  • The expanded Child Tax Credit is a bit more than one-third of the package and represents a hefty commitment to America’s children and families.

  • Medicare expansion is not the most important thing in the world, but it would work and it polls very well. Catering to old people is important, so they get $300 billion.

  • Since Manchin has taken CEPP off the table, we do the two other climate things. Jesse Jenkins’ analysis suggests they account for the bulk of the emissions reductions in the initial proposal anyway.

  • That leaves room for two small initiatives that are near and dear to my heart: funding the tax police and improving the school lunch program, largely by expanding community eligibility and reducing administrative burdens.

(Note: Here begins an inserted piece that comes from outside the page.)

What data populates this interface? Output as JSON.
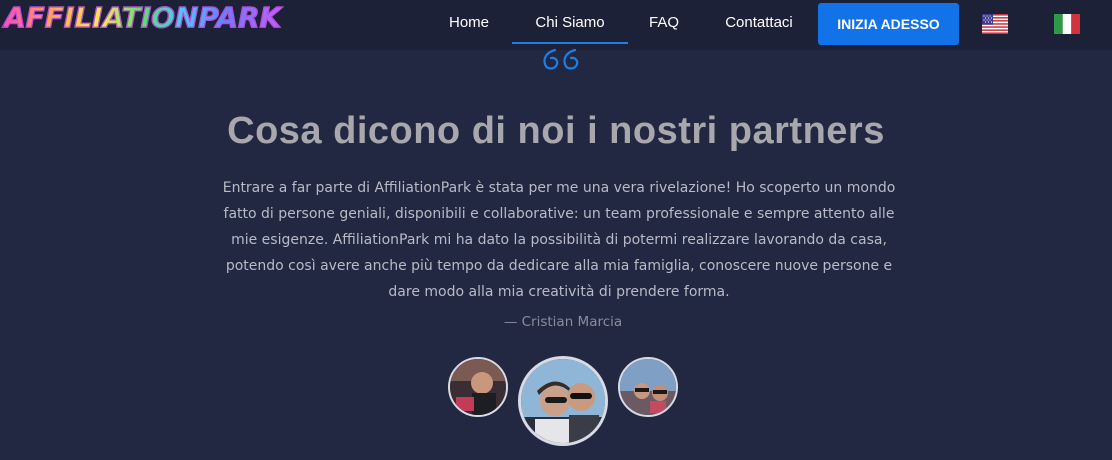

Medicare drug pricing reform is an offset, not an expense, but it’s important to put that in because it’s super popular. That also leaves you with $62 billion worth of wiggle room, which should probably be deposited directly in Jon Tester’s pocket to thank him for being a good team player throughout all of this. Or more seriously, you’d raise slightly more revenue than you spend and can say you’ve cut the budget deficit.

I know that’s a much smaller package than progressives dreamed of, but I think it’s one that would let you hold your head high. A bill that cuts child poverty in half, cuts emissions by a quarter, cracks down on Rich People Crime, delivers cheaper prescription drugs, and addresses seniors’ needs for dental and vision coverage is a pretty impressive legacy. You wouldn’t want to pass a bill like that and declare all problems in society solved. But that never happens in politics. With my plan, you’d make huge dents in a few big problems and could live to fight another day on some of this other stuff. It would be a tougher conversation than promising everyone everything and then just praying that a future Congress extends a bunch of stuff, but I think making the tough calls is a much more responsible approach.